 Additionally, while the above disclosure may have described print job parameters in the singular it is understood that multiple print jobs may also be modeled and still form a part of the invention.
 Furthermore, the disclosed method may be readily implemented in software using object or object-oriented software development environments that provide portable source code that can be used on a variety of computer or workstation hardware platforms. Alternatively, the disclosed modeling system may be implemented partially or fully in hardware using standard logic circuits or VLSI design. Whether software or hardware is used to implement the systems in accordance with this invention is dependent on the speed and/or efficiency requirements of the system, the particular function, and the particular software or hardware systems or microprocessor or microcomputer systems being utilized. The modeling systems and methods described above, however, can be readily implemented in hardware and/or software using any known or later-developed systems or structures, devices and/or software by those skilled in the applicable art without undue experimentation from the functional description provided herein together with a general knowledge of the computer arts.

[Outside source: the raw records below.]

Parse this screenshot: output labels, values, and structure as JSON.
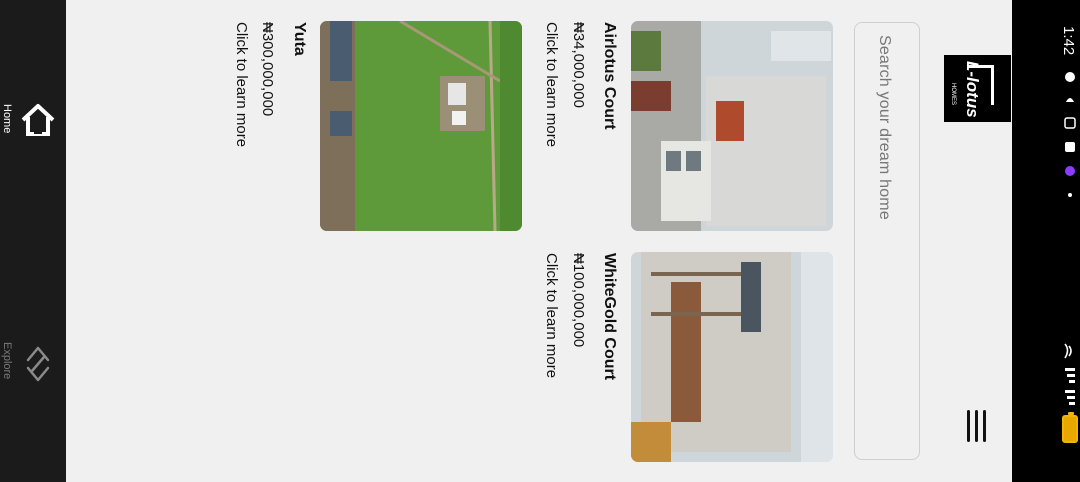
{
  "status_bar": {
    "time": "1:42"
  },
  "header": {
    "logo_text": "L-lotus",
    "logo_subtext": "HOMES",
    "search_placeholder": "Search your dream home"
  },
  "properties": [
    {
      "title": "Airlotus Court",
      "price": "₦34,000,000",
      "link": "Click to learn more"
    },
    {
      "title": "WhiteGold Court",
      "price": "₦100,000,000",
      "link": "Click to learn more"
    },
    {
      "title": "Yuta",
      "price": "₦300,000,000",
      "link": "Click to learn more"
    }
  ],
  "nav": {
    "home_label": "Home",
    "explore_label": "Explore"
  },
  "colors": {
    "nav_bg": "#1b1b1b",
    "accent_battery": "#f2b600"
  },
  "icons": [
    "menu-icon",
    "search-icon",
    "home-icon",
    "code-icon",
    "battery-icon",
    "wifi-icon",
    "signal-icon"
  ]
}
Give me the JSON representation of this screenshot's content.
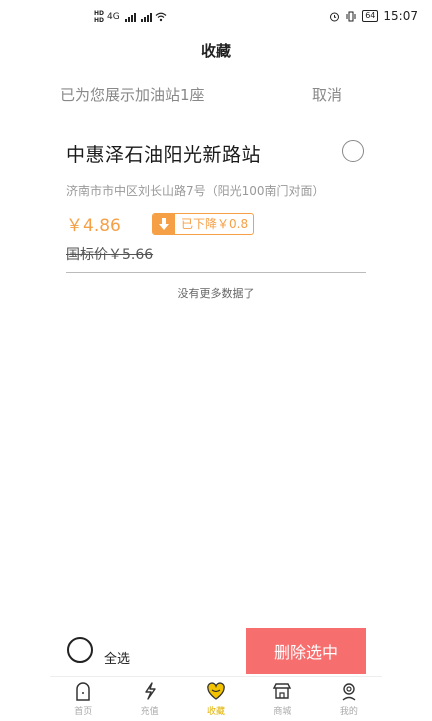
{
  "status_bar": {
    "time": "15:07",
    "battery": "64",
    "network": "4G"
  },
  "header": {
    "title": "收藏"
  },
  "info": {
    "text": "已为您展示加油站1座",
    "cancel_label": "取消"
  },
  "station": {
    "name": "中惠泽石油阳光新路站",
    "address": "济南市市中区刘长山路7号（阳光100南门对面）",
    "price": "￥4.86",
    "drop_text": "已下降￥0.8",
    "national_price": "国标价￥5.66"
  },
  "list": {
    "end_text": "没有更多数据了"
  },
  "footer": {
    "select_all_label": "全选",
    "delete_label": "删除选中"
  },
  "tabs": [
    {
      "label": "首页",
      "icon": "home-icon"
    },
    {
      "label": "充值",
      "icon": "lightning-icon"
    },
    {
      "label": "收藏",
      "icon": "heart-icon",
      "active": true
    },
    {
      "label": "商城",
      "icon": "shop-icon"
    },
    {
      "label": "我的",
      "icon": "profile-icon"
    }
  ],
  "colors": {
    "accent": "#f5a047",
    "delete": "#f76e6e",
    "active_tab": "#e2b200"
  }
}
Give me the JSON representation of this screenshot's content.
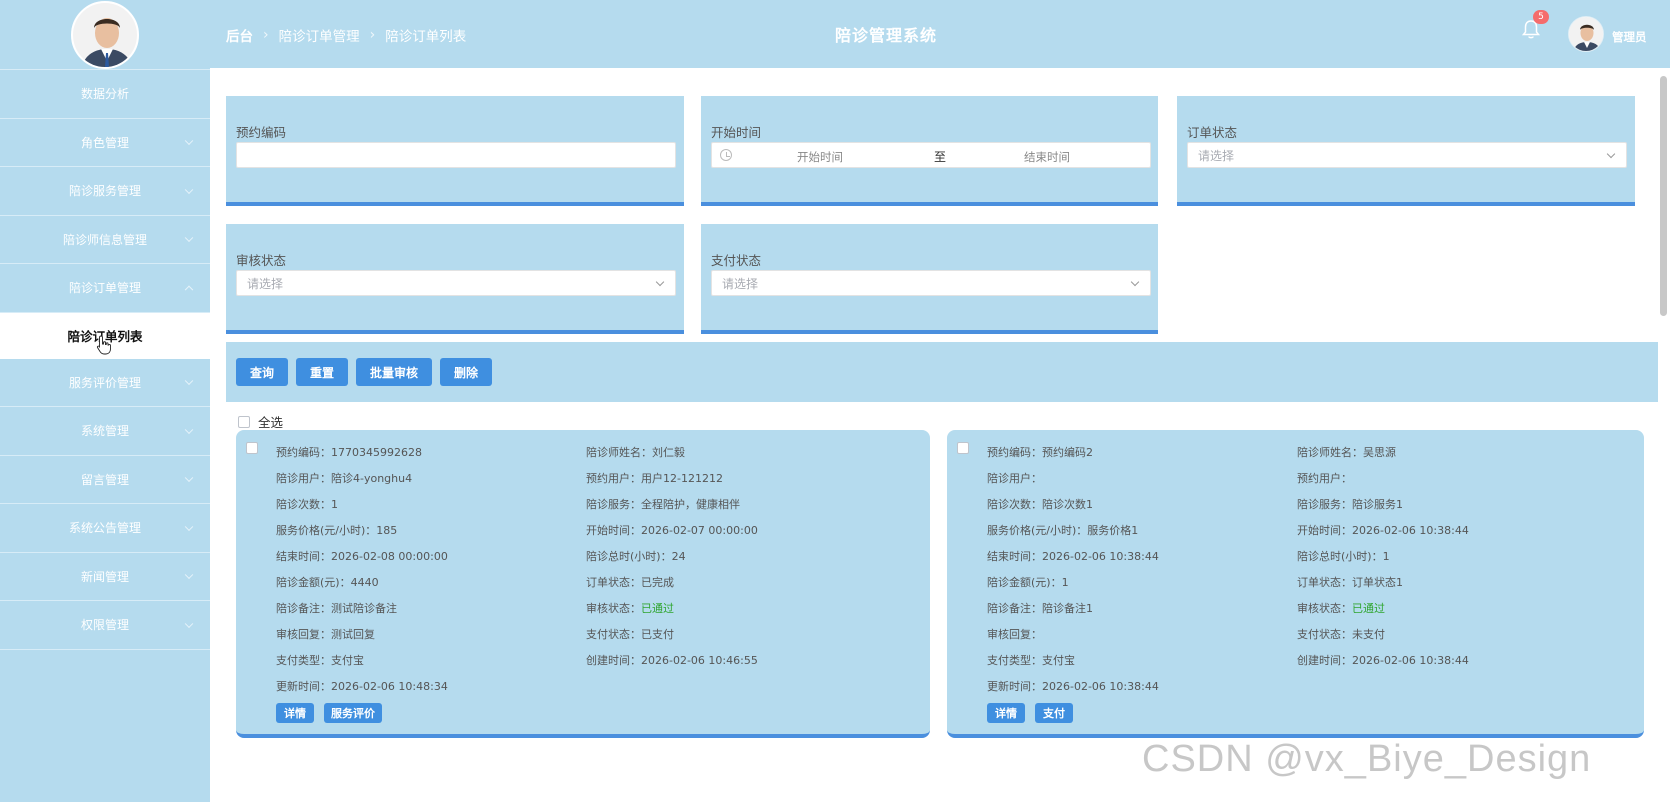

 Moreover, the disclosed methods may be readily implemented as software executed on a programmed general purpose computer, a special purpose computer, a microprocessor, or the like. In this instance, the methods and systems of this invention can be implemented as a routine embedded on a personal computer such as a Java® or CGI script, as a resource residing on a server or graphics workstation, as a routine embedded in a dedicated electronic message management system, a web browser, an electronic message enabled cellular phone, a PDA, a dedicated computer controlled display system, or the like. The modeling system can also be implemented by physically incorporating the system and method into a software and/or hardware system, such as the hardware and software systems of a dedicated computer controlled display system.
 Having thus described the basic concept of the invention, it will be rather apparent to those skilled in the art that the foregoing detailed disclosure is intended to be presented by way of example only, and is not limiting. Various alterations, improvements, and modifications will occur and are intended to those skilled in the art, though not expressly stated herein. These alterations, improvements, and modifications are intended to be suggested hereby, and are within the spirit and scope of the invention. Additionally, the recited order of processing elements or sequences, or the use of numbers, letters, or other designations therefor, is not intended to limit the claimed processes to any order except as may be specified in the claims. Accordingly, the invention is limited only by the following claims and equivalents thereto.